[RECORDS FOR PROCESSING — start]

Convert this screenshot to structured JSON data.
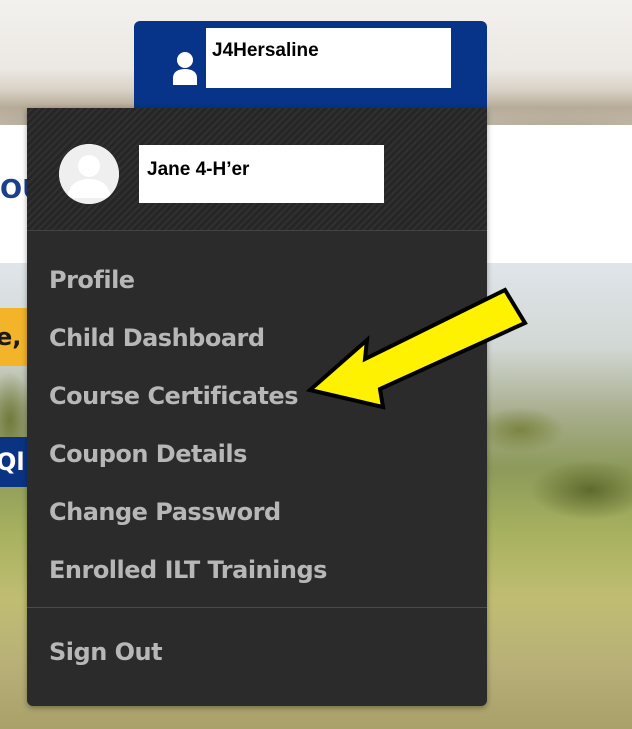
{
  "user_tab": {
    "username": "J4Hersaline",
    "icon": "user-icon"
  },
  "dropdown": {
    "display_name": "Jane 4-H’er",
    "avatar_icon": "avatar-placeholder",
    "items": [
      {
        "label": "Profile"
      },
      {
        "label": "Child Dashboard"
      },
      {
        "label": "Course Certificates"
      },
      {
        "label": "Coupon Details"
      },
      {
        "label": "Change Password"
      },
      {
        "label": "Enrolled ILT Trainings"
      }
    ],
    "sign_out": "Sign Out"
  },
  "annotation": {
    "arrow_icon": "arrow-icon",
    "color": "#fff200"
  },
  "colors": {
    "tab_blue": "#073488",
    "menu_bg": "#2b2b2b",
    "menu_text": "#b7b7b7"
  }
}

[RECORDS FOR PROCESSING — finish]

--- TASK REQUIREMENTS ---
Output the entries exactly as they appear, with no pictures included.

--- EXERCISE RESULT ---
Convert this screenshot to structured JSON data.
{
  "user_tab": {
    "username": "J4Hersaline",
    "icon": "user-icon"
  },
  "dropdown": {
    "display_name": "Jane 4-H’er",
    "avatar_icon": "avatar-placeholder",
    "items": [
      {
        "label": "Profile"
      },
      {
        "label": "Child Dashboard"
      },
      {
        "label": "Course Certificates"
      },
      {
        "label": "Coupon Details"
      },
      {
        "label": "Change Password"
      },
      {
        "label": "Enrolled ILT Trainings"
      }
    ],
    "sign_out": "Sign Out"
  },
  "annotation": {
    "arrow_icon": "arrow-icon",
    "color": "#fff200"
  },
  "colors": {
    "tab_blue": "#073488",
    "menu_bg": "#2b2b2b",
    "menu_text": "#b7b7b7"
  }
}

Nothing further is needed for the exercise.